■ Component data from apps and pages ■
------

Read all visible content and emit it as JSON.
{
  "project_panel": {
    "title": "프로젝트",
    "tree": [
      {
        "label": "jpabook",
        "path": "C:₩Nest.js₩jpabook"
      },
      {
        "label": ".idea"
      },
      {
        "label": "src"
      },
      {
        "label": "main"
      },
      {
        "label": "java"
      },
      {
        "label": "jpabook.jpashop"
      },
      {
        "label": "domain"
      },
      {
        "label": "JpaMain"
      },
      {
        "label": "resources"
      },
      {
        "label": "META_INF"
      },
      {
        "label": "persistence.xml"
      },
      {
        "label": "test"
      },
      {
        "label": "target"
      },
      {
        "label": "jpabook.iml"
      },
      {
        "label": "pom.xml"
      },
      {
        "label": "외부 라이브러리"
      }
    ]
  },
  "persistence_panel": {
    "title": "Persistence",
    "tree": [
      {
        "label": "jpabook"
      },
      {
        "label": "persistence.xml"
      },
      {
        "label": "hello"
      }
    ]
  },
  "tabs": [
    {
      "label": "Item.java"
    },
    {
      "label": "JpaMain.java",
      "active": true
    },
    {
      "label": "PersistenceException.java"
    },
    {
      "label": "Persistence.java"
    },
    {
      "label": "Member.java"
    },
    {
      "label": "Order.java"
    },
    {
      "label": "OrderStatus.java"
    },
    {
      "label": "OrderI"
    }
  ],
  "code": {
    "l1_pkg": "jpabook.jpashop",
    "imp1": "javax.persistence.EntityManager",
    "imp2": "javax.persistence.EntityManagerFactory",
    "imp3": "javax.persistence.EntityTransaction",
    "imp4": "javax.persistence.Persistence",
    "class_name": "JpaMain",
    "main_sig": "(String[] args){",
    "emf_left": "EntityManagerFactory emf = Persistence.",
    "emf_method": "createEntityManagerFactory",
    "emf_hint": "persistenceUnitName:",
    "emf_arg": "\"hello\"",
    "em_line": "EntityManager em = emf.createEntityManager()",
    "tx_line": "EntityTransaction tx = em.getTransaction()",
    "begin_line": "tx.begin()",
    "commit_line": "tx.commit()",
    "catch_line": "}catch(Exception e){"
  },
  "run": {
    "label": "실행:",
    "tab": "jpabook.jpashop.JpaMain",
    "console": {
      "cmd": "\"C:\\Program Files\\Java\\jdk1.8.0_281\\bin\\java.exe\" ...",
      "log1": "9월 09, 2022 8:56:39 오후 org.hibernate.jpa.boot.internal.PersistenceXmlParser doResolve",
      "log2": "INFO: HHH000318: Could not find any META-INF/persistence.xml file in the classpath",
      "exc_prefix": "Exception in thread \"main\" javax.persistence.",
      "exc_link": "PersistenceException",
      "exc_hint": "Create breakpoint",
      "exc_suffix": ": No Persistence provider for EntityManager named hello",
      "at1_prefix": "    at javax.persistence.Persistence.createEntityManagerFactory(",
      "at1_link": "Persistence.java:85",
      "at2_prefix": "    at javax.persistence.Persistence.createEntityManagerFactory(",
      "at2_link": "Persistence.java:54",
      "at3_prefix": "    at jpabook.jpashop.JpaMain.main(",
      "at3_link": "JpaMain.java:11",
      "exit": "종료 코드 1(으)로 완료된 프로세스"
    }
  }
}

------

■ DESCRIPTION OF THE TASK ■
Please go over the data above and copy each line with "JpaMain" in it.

■ ANSWER TO THIS EXERCISE ■
        "label": "JpaMain"
      "label": "JpaMain.java",
    "class_name": "JpaMain",
    "tab": "jpabook.jpashop.JpaMain",
      "at3_prefix": "    at jpabook.jpashop.JpaMain.main(",
      "at3_link": "JpaMain.java:11",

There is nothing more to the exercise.